▸ TASK OBJECTIVE
Beginning with the line that holds "Extract the structured", copy each line through the end of the material below, exactly and with no pictures.
· · · · ·
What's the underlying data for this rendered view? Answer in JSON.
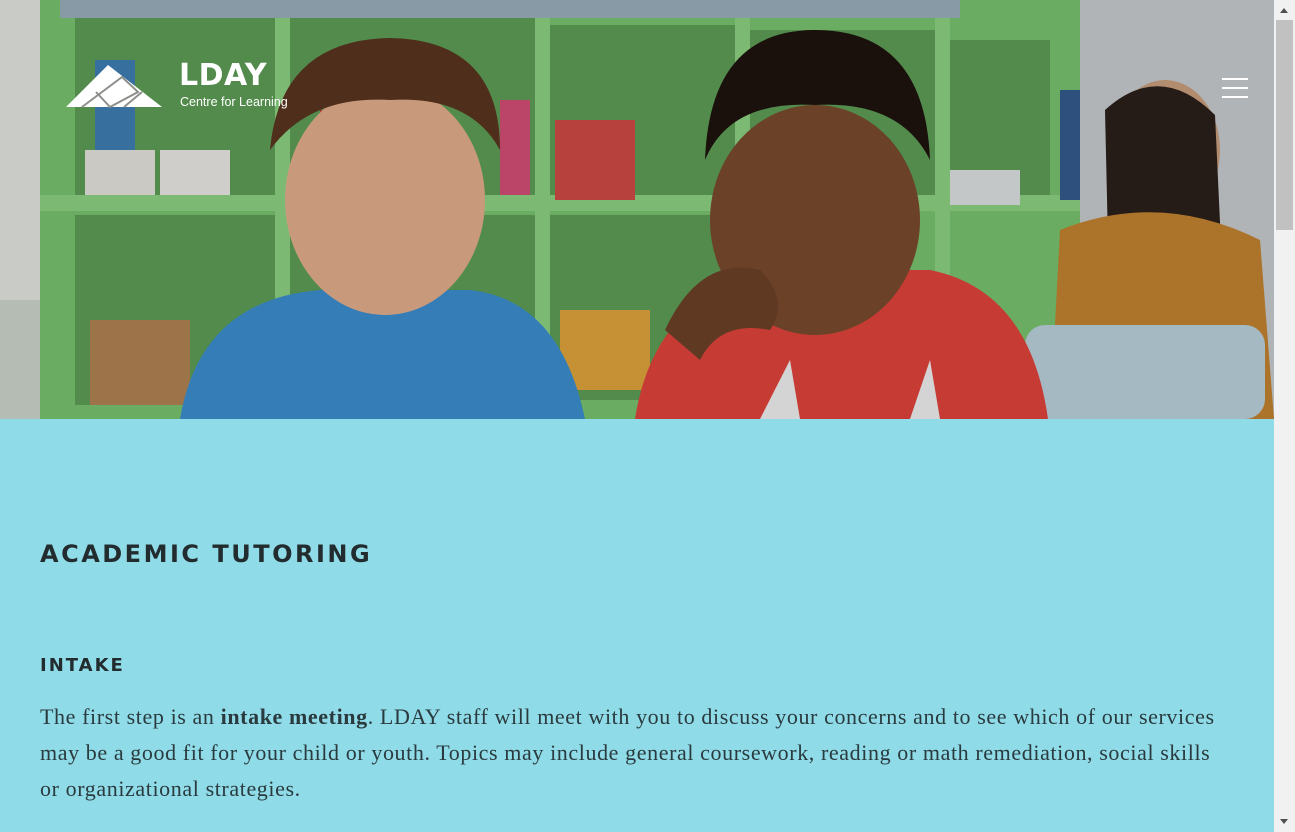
{
  "brand": {
    "logo_word": "LDAY",
    "logo_tagline": "Centre for Learning"
  },
  "header": {
    "menu_icon": "hamburger-menu-icon"
  },
  "hero": {
    "image_alt": "Two children reading together in a classroom"
  },
  "main": {
    "title": "ACADEMIC TUTORING",
    "sections": [
      {
        "heading": "INTAKE",
        "paragraph": {
          "before": "The first step is an ",
          "bold": "intake meeting",
          "after": ".  LDAY staff will meet with you to discuss your concerns and to see which of our services may be a good fit for your child or youth. Topics may include general coursework, reading or math remediation, social skills or organizational strategies."
        }
      }
    ]
  },
  "colors": {
    "content_background": "#8fdce8",
    "heading_text": "#222b2d",
    "body_text": "#2a3a3e"
  }
}
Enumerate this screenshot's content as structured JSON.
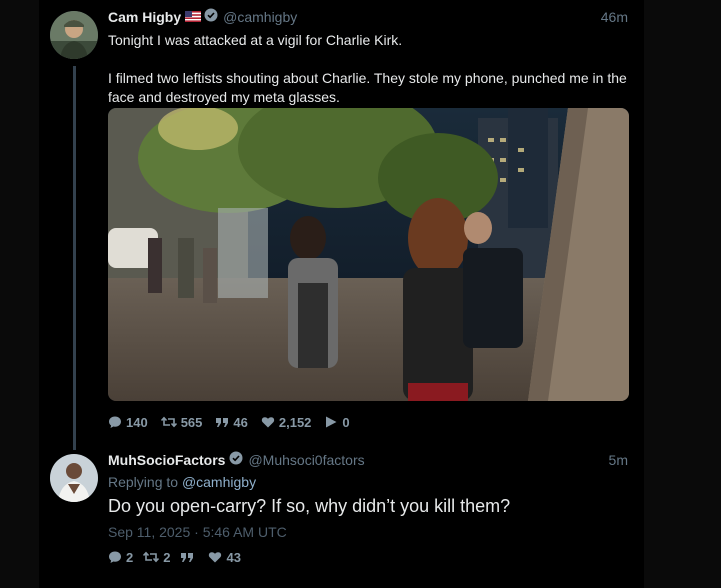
{
  "tweet1": {
    "author_name": "Cam Higby",
    "author_handle": "@camhigby",
    "time_ago": "46m",
    "text_line1": "Tonight I was attacked at a vigil for Charlie Kirk.",
    "text_line2": "I filmed two leftists shouting about Charlie. They stole my phone, punched me in the face and destroyed my meta glasses.",
    "stats": {
      "replies": "140",
      "retweets": "565",
      "quotes": "46",
      "likes": "2,152",
      "views": "0"
    }
  },
  "tweet2": {
    "author_name": "MuhSocioFactors",
    "author_handle": "@Muhsoci0factors",
    "time_ago": "5m",
    "replying_prefix": "Replying to",
    "replying_to": "@camhigby",
    "text": "Do you open-carry? If so, why didn’t you kill them?",
    "date": "Sep 11, 2025 · 5:46 AM UTC",
    "stats": {
      "replies": "2",
      "retweets": "2",
      "quotes": "",
      "likes": "43"
    }
  },
  "colors": {
    "background": "#000000",
    "muted": "#657786",
    "verified": "#8899a6"
  }
}
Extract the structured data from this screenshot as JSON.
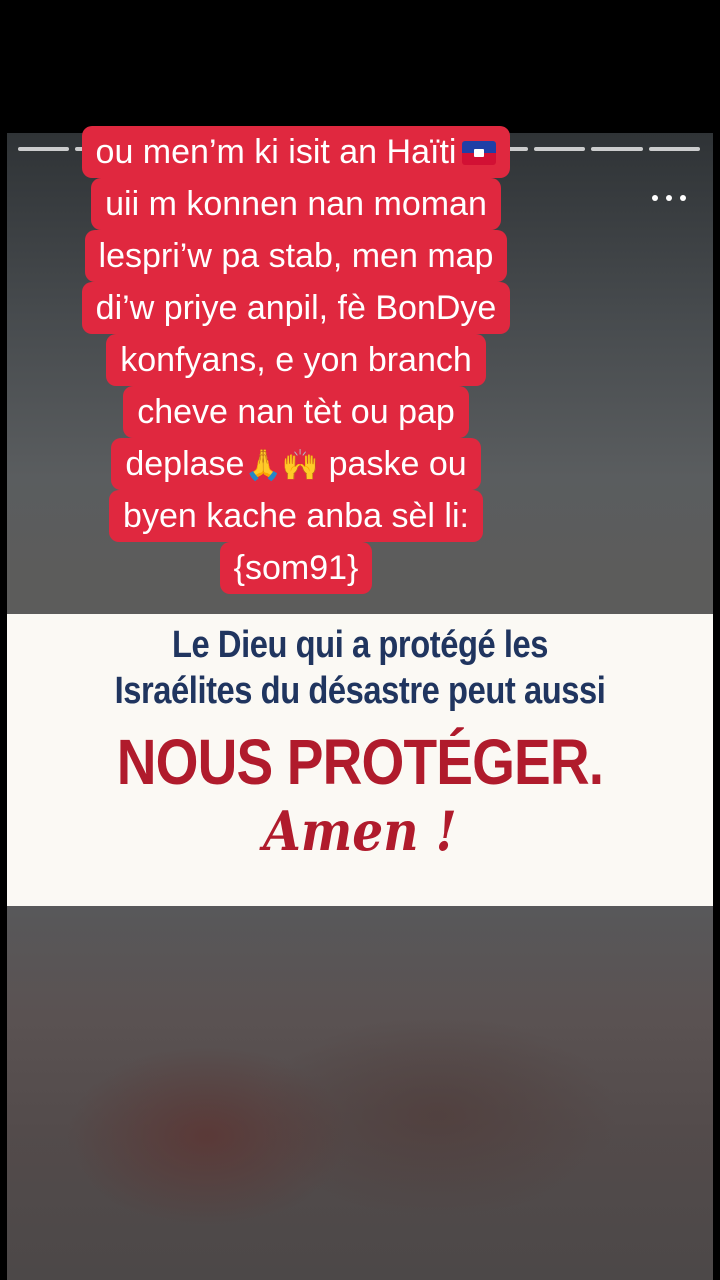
{
  "story": {
    "segments_count": 12,
    "caption_lines": [
      "ou men’m ki isit an Haïti",
      "uii m konnen nan moman",
      "lespri’w pa stab, men map",
      "di’w priye anpil, fè BonDye",
      "konfyans, e yon branch",
      "cheve nan tèt ou pap",
      "deplase",
      "paske ou",
      "byen kache anba sèl li:",
      "{som91}"
    ],
    "emoji_pray": "🙏🙌"
  },
  "card": {
    "line1": "Le Dieu qui a protégé les",
    "line2": "Israélites du désastre peut aussi",
    "headline": "NOUS PROTÉGER.",
    "amen": "Amen !"
  },
  "colors": {
    "caption_bg": "#e0283f",
    "card_blue": "#20355f",
    "card_red": "#b01b2c"
  },
  "icons": [
    "more-options-icon",
    "haiti-flag-icon"
  ]
}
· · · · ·
▸ TASK RESULT
Extract the structured data from this screenshot as JSON.
{
  "story": {
    "segments_count": 12,
    "caption_lines": [
      "ou men’m ki isit an Haïti",
      "uii m konnen nan moman",
      "lespri’w pa stab, men map",
      "di’w priye anpil, fè BonDye",
      "konfyans, e yon branch",
      "cheve nan tèt ou pap",
      "deplase",
      "paske ou",
      "byen kache anba sèl li:",
      "{som91}"
    ],
    "emoji_pray": "🙏🙌"
  },
  "card": {
    "line1": "Le Dieu qui a protégé les",
    "line2": "Israélites du désastre peut aussi",
    "headline": "NOUS PROTÉGER.",
    "amen": "Amen !"
  },
  "colors": {
    "caption_bg": "#e0283f",
    "card_blue": "#20355f",
    "card_red": "#b01b2c"
  },
  "icons": [
    "more-options-icon",
    "haiti-flag-icon"
  ]
}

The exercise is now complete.